Search engine DuckDuckGo announced June 23 that it had surpassed 10 million daily searches for the first time, a major milestone for an underdog in the Google-dominated search market.
The Pennsylvania-based company’s unique selling point is that it protects user privacy by not tracking or profiling its users.
That has made it increasingly popular, especially since news of the National Security Agency’s domestic surveillance programs broke in 2013. DuckDuckGo has grown by 600% since then, and now handles around three billion search queries each year.
Still, that figure is minuscule when compared to search giant Google. Recent figures show that Google captures more than 64% of U.S. desktop searches; DuckDuckGo captures less than 1%.
That’s despite the fact that a Pew poll taken earlier this year found that a full 40% of Americans think that their search engines shouldn’t be collecting information about their activity.

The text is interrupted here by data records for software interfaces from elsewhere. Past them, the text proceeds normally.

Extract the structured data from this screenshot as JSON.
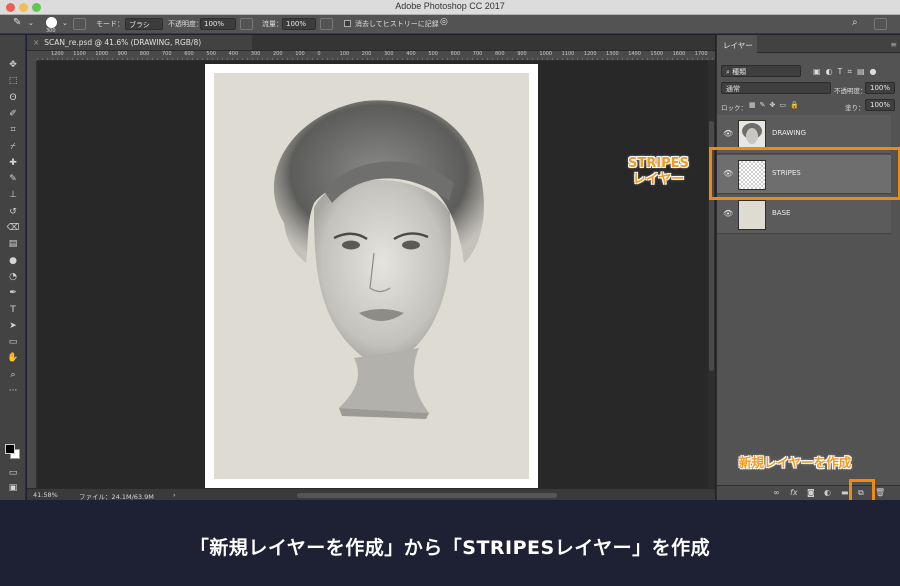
{
  "window": {
    "title": "Adobe Photoshop CC 2017"
  },
  "options_bar": {
    "brush_size": "300",
    "mode_label": "モード：",
    "mode_value": "ブラシ",
    "opacity_label": "不透明度：",
    "opacity_value": "100%",
    "flow_label": "流量：",
    "flow_value": "100%",
    "history_label": "消去してヒストリーに記録"
  },
  "tools": [
    "move-icon",
    "marquee-icon",
    "lasso-icon",
    "quick-select-icon",
    "crop-icon",
    "eyedropper-icon",
    "healing-icon",
    "brush-icon",
    "stamp-icon",
    "history-brush-icon",
    "eraser-icon",
    "gradient-icon",
    "blur-icon",
    "dodge-icon",
    "pen-icon",
    "type-icon",
    "path-select-icon",
    "shape-icon",
    "hand-icon",
    "zoom-icon",
    "more-icon"
  ],
  "document": {
    "tab_title": "SCAN_re.psd @ 41.6% (DRAWING, RGB/8)",
    "ruler_ticks": [
      "1200",
      "1100",
      "1000",
      "900",
      "800",
      "700",
      "600",
      "500",
      "400",
      "300",
      "200",
      "100",
      "0",
      "100",
      "200",
      "300",
      "400",
      "500",
      "600",
      "700",
      "800",
      "900",
      "1000",
      "1100",
      "1200",
      "1300",
      "1400",
      "1500",
      "1600",
      "1700"
    ]
  },
  "status_bar": {
    "zoom": "41.58%",
    "file_info": "ファイル：24.1M/63.9M"
  },
  "layers_panel": {
    "tab_label": "レイヤー",
    "filter_label": "種類",
    "blend_mode": "通常",
    "opacity_label": "不透明度：",
    "opacity_value": "100%",
    "lock_label": "ロック：",
    "fill_label": "塗り：",
    "fill_value": "100%",
    "layers": [
      {
        "name": "DRAWING",
        "selected": false
      },
      {
        "name": "STRIPES",
        "selected": true
      },
      {
        "name": "BASE",
        "selected": false
      }
    ]
  },
  "annotations": {
    "stripes_callout_line1": "STRIPES",
    "stripes_callout_line2": "レイヤー",
    "new_layer_callout": "新規レイヤーを作成",
    "accent_color": "#f39a1e"
  },
  "caption": "「新規レイヤーを作成」から「STRIPESレイヤー」を作成"
}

Around 93% of all online experiences start with a search engine, meaning that search engine tracking is in many ways tantamount to general Internet tracking.
Google and other search engines that track online activity claim that it allows them to deliver better results, tailoring them to the needs of individual users (on DuckDuckGo and other privacy-conscious search engines, results are based only on the keywords users type in). But more and more concerns have been raised regarding the ethical use of the massive amounts of insight these companies have into searchers’ personal habits.
In fact, a group of former Google engineers who have now created an app to protect online users from tracking just recently filed a complaint with European regulators, claiming that Google banned the app from the Play Store in an effort to dissuade users from claiming greater control over their privacy.
The complaint alleges that Google’s business “consists almost entirely of gathering data about the preferences, locations, and behavior of ordinary people and monetizing that data through the sale of targeted advertisements on the Internet,” and that Google is therefore leveraging “the full weight of its market power to deny users control over tracking, particularly mobile tracking.”
In a blog post celebrating the 10 million mark, DuckDuckGo acknowledged that “only a few percent of people have even heard of DuckDuckGo and other private alternatives.” The company also asked for public help educating people as to their privacy options online: “Getting the word out is our biggest challenge and we could really use your help. Every conversation helps.”